It's an interesting distinction, I think, and one that bears out my experience: reflected light stimulates the imagination, but emitted light stimulates something else, and has the power to ensnare, to generate addiction:

Video screens snare the eye as the fire snares gnats... People, especially children, walk past the single or multiple monitors and lose volition, their eyes snared by the images, their legs slowed to a stop. But unlike fire, video imagery directs the mind, keeping it even from reverie, keeping it from much except passive receptivity. Programming, be it Desert Storm news or Nintendo games or word-processing menus, receives far too much attention. It is the emitted light that deserves scrutiny in these multi-cultural times.
At one time, the primary source of emitted light, other than fire and sunlight, in our daily lives, was fire. Now, of course, we have computer screens, handheld video games, portable DVD players, and, everywhere you look, cell phones. Here is Stilgoe contemplating the generational implications, and coming down, as perhaps a college professor of his generation must, on one side of the photonic divide:

A division deeper than anything racial or ethnic or economic now splits the Republic, but the division slices so sharply and so deeply that few mark its crucial importance.
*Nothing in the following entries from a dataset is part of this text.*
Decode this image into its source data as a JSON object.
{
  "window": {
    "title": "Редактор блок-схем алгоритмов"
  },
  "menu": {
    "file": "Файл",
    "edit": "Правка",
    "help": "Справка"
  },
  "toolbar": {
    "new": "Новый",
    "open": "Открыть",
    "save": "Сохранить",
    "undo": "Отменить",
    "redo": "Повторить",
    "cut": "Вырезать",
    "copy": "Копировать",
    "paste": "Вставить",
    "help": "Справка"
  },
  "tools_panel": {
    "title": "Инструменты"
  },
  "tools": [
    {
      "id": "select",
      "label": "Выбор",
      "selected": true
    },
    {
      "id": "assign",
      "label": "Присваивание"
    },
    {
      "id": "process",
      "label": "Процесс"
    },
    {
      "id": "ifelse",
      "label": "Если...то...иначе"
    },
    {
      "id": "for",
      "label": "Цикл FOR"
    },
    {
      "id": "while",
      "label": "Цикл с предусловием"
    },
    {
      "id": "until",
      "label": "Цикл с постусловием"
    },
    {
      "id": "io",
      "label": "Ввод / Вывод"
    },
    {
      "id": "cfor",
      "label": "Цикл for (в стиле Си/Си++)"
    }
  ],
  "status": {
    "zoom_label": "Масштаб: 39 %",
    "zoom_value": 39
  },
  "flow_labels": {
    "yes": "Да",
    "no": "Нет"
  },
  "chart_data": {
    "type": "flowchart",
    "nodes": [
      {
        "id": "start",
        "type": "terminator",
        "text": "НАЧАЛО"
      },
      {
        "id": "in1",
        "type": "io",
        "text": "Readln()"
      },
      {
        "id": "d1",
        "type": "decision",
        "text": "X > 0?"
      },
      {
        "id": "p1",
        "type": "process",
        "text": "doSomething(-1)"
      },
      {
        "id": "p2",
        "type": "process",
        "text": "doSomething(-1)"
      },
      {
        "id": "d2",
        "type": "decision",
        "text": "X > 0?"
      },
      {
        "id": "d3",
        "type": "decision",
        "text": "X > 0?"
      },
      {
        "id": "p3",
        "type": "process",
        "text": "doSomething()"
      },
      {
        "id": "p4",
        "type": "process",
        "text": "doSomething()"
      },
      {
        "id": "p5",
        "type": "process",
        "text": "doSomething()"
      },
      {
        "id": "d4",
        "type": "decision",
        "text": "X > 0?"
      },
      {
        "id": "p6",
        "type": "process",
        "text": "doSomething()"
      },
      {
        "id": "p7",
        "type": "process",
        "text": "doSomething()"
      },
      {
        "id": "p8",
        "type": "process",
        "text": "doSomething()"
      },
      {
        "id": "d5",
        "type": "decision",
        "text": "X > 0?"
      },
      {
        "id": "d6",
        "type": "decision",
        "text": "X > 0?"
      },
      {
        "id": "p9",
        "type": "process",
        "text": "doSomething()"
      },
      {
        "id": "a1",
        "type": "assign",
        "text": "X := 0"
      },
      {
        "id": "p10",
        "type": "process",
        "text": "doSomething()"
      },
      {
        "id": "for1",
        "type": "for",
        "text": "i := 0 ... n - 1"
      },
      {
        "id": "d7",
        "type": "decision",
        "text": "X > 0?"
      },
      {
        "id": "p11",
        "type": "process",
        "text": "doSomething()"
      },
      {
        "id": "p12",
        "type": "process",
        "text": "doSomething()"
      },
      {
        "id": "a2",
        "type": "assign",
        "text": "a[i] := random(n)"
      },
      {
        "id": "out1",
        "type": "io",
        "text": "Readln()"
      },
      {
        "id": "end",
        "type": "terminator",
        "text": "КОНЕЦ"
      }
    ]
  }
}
For the vast majority of American adults, and for almost all children, electronic media dominate information flow, shaping everything from speech patterns to attention spans. But a minority, a very smug minority, understands the raw profit in eschewing the screens, in engaging in imaginative, self-disciplined, self-directed inquiry, in reading hard-copy only, in reading books…Those who know only light-emitting screens know only tawdry entertainment, cheap exactitude. Their imaginative potential shrivels before flickering bluish light or yellow letters glimmering against a black ground. Others, slightly wiser at the start, or guided by sages learning the power accruing to the wired-out, read in reflected light, figure in pencil, doodle as they think, as they imagine. To those few come understanding and appreciation of ambiguity and estimation, of echoes and innuendo, of personality and meter, but above all comes self-directed imaginative inquiry. They, not the manipulators of music videos or spreadsheets or paintbrush programs, understand reflection, imagination, even serendipity, types of mental effort scarcely mentioned by the champions of the VDTs. They know how rarely a fireplace co-exists with a video screen, how the fall of light on a printed page works its own imaginative magic.

Dora image:
Fire picture:
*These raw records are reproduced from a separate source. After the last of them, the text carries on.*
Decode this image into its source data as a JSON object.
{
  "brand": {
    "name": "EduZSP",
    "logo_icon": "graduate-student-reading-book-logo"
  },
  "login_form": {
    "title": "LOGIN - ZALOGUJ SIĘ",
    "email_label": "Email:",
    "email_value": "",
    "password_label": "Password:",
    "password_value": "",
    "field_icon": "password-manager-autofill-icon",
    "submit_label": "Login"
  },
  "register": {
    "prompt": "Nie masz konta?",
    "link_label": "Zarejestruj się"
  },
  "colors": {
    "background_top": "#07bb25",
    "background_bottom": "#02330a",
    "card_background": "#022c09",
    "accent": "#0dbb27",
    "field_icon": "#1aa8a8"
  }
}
nightoperator said...

I am honored to see my words quoted here. For the past decade I have been researching and now finishing a book that expands on the distinctions between reflected and emitted light. One thing I emphasize here: I started thinking about this when our twin sons were about nine months old. Whenever anyone switched on the television, they stopped doing whatever they were doing and stared at it. As a father it worried me: it still worries me, and now as a scholar too, one ruminating on candles, dark mirrors, and other instruments of the light and the dark from long ago. John Stilgoe
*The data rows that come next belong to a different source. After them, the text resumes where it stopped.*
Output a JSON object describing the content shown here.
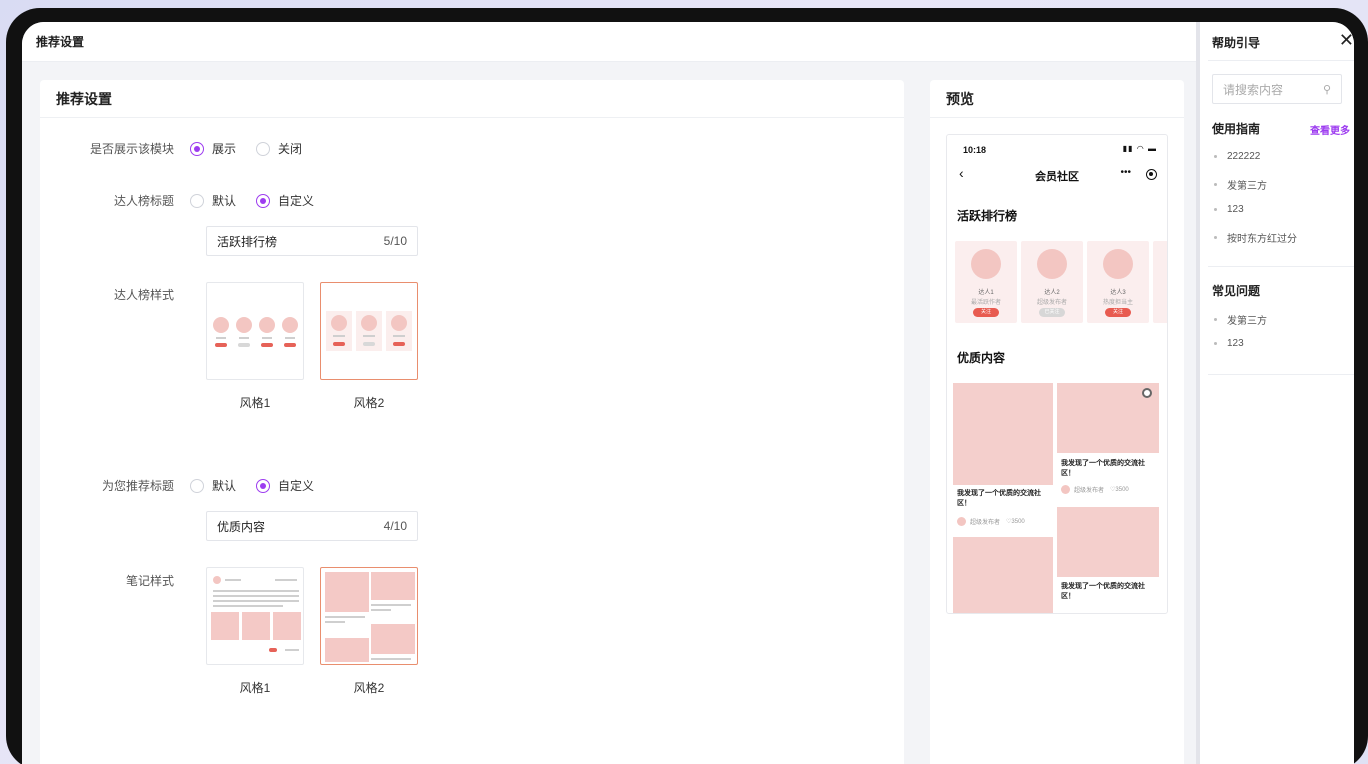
{
  "window_title": "推荐设置",
  "settings": {
    "card_title": "推荐设置",
    "show_module": {
      "label": "是否展示该模块",
      "options": [
        "展示",
        "关闭"
      ],
      "selected": 0
    },
    "talent_title": {
      "label": "达人榜标题",
      "options": [
        "默认",
        "自定义"
      ],
      "selected": 1,
      "value": "活跃排行榜",
      "count": "5/10"
    },
    "talent_style": {
      "label": "达人榜样式",
      "options": [
        "风格1",
        "风格2"
      ],
      "selected": 1
    },
    "recommend_title": {
      "label": "为您推荐标题",
      "options": [
        "默认",
        "自定义"
      ],
      "selected": 1,
      "value": "优质内容",
      "count": "4/10"
    },
    "note_style": {
      "label": "笔记样式",
      "options": [
        "风格1",
        "风格2"
      ],
      "selected": 1
    }
  },
  "preview": {
    "card_title": "预览",
    "time": "10:18",
    "status_icons": "signal-wifi-battery",
    "nav_title": "会员社区",
    "nav_more": "•••",
    "section_talent": "活跃排行榜",
    "talents": [
      {
        "name": "达人1",
        "desc": "最活跃作者",
        "btn": "关注",
        "followed": false
      },
      {
        "name": "达人2",
        "desc": "超级发布者",
        "btn": "已关注",
        "followed": true
      },
      {
        "name": "达人3",
        "desc": "热度担当主",
        "btn": "关注",
        "followed": false
      }
    ],
    "section_feed": "优质内容",
    "feed_text": "我发现了一个优质的交流社区！",
    "feed_author": "超级发布者",
    "feed_likes": "3500"
  },
  "help": {
    "title": "帮助引导",
    "close_icon": "close-icon",
    "search_placeholder": "请搜索内容",
    "guide_title": "使用指南",
    "guide_more": "查看更多",
    "guide_items": [
      "222222",
      "发第三方",
      "123",
      "按时东方红过分"
    ],
    "faq_title": "常见问题",
    "faq_items": [
      "发第三方",
      "123"
    ]
  },
  "colors": {
    "accent": "#9d3cf0",
    "selected_border": "#e98e6e",
    "pink": "#f4cfcc",
    "red": "#e85b50"
  }
}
Axis Infinite said...

Nice to see my photos are being used for the greater intellectual good.